After all I’ve told you of her avarice, of her cruelty, you will be surprised that I am the only tenant in a large palazzo on the busy, profitable Strada Nuova that funnels the unsuspecting and their predators from the train station into the city. The garden is a mess and the shutters are always closed. Only very late at night you might see a knife-edge of light from my flat on the third floor on the corner. Surely, you would think, I would be evicted, the piano nobile turned into stores to sell, what else? Carnival masks, marbled papers, lace and glass purportedly from Murano across the lagoon, and my flat and its empty neighbors into self-catering holiday apartments. It will never happen, and I’ll tell you why.
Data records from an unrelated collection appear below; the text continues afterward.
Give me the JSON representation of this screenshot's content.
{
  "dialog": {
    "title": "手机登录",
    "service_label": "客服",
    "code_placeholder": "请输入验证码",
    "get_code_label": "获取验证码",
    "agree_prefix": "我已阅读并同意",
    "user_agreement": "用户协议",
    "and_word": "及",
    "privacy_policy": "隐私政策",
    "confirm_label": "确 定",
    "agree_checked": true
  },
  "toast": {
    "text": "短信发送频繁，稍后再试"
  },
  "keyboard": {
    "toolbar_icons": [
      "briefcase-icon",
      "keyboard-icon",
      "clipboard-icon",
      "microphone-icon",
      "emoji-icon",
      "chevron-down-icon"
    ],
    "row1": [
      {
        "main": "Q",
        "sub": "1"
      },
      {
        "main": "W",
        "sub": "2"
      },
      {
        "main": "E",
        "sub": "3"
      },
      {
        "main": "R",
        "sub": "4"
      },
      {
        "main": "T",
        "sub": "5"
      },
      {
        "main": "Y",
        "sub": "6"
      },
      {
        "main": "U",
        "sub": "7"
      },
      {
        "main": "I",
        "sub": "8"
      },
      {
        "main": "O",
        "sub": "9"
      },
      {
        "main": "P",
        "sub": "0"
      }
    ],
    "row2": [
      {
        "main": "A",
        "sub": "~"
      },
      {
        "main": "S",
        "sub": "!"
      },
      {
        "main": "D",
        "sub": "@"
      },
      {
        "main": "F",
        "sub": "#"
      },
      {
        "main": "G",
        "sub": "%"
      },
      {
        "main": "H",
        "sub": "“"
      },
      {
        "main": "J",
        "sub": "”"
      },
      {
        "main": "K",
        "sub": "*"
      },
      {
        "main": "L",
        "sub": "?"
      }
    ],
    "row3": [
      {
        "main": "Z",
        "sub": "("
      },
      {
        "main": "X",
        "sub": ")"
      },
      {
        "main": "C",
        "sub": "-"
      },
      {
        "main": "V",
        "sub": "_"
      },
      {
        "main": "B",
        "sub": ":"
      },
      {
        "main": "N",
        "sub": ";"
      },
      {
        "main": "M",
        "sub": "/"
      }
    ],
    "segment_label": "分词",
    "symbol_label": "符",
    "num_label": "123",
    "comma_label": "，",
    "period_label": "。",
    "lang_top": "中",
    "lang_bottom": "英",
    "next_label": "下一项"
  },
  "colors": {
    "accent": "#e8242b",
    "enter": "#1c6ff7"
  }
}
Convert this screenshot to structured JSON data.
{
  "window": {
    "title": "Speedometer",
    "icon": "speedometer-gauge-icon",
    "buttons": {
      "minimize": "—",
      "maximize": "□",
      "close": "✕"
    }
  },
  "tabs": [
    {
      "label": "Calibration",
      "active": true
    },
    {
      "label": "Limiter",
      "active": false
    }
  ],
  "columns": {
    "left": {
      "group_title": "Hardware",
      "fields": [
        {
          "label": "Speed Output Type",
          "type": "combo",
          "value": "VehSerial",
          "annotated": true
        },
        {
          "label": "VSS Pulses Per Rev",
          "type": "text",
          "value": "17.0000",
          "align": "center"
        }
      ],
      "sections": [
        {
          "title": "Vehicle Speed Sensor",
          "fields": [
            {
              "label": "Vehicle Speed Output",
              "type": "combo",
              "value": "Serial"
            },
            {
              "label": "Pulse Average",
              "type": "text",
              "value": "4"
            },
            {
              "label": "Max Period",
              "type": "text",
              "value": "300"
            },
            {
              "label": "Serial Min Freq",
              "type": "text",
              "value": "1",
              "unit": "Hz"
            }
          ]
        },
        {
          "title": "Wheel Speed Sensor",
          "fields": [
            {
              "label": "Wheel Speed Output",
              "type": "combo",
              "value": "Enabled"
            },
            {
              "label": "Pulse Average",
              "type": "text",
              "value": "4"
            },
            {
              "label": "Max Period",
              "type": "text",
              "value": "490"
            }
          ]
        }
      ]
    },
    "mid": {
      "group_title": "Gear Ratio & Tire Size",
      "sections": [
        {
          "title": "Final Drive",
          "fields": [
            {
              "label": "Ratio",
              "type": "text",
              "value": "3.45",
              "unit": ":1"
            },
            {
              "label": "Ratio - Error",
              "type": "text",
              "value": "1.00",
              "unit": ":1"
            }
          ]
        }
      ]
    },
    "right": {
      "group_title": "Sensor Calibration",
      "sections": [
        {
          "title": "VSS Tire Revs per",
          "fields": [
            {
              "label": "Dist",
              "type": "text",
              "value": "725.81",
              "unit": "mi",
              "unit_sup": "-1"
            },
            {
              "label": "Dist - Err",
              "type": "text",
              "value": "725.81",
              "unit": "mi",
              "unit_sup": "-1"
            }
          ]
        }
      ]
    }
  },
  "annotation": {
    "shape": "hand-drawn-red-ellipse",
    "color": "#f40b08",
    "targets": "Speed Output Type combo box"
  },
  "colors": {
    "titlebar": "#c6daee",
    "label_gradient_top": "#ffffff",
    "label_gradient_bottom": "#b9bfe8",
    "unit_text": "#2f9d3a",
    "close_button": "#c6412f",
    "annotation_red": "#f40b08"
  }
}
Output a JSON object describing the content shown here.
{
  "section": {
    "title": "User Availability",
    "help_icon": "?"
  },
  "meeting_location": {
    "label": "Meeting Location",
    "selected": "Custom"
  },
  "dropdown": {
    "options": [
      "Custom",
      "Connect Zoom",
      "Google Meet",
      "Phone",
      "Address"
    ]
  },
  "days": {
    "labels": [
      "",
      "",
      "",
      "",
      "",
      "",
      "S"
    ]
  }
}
For all its sins, this is a city that abhors loneliness. Among the many people that I have met and guided there was a lovely Mexican lady. She recognized me instantly and accepted me as a friend. She told me that where she came from, on the Day of the Dead each year, the departed are invited back to earth. Altars are built to them in the graveyards to welcome them back to earth. They are heaped with the things they enjoyed in life. Always they build one special altar for the anima sola, the souls alone with no one to welcome them back to earth, with no one to walk with them. I told her, this is very Venetian. Look how we promenade every evening, not just to display the latest fashion, or to ensure that those furs we never need to keep us warm don’t get the moth. When a man attained our highest office and became doge, he was never alone again, never allowed to leave his palace without permission or unaccompanied. Solitude is anathema here, and in this we are sincerely devout. I will never be forced from my palazzo, however dangerously decayed it may become, however, temptingly profitable its location. My pisans know and they respect that I must be here to ensure that no traveler spends his or her time here alone. As I always have.
So never fear, when you come to Venice, I will keep you company, however short or long your stay.
BIO: Sandra Glaze is a Canadian writer and editor. When You Come to Venice is one of a collection of ghost stories. The Resident Guest appeared in On Spec and was chosen for their 25th anniversary anthology, Casserole Diplomacy and other Stories. Gemma’s Inferno and Dust appeared in Ambit Magazine and Tears in the Fence respectively, both UK publications. She is also the author of a children’s book, Willobe of Wuzz. She lives in a little town with a small but ferocious dachshund.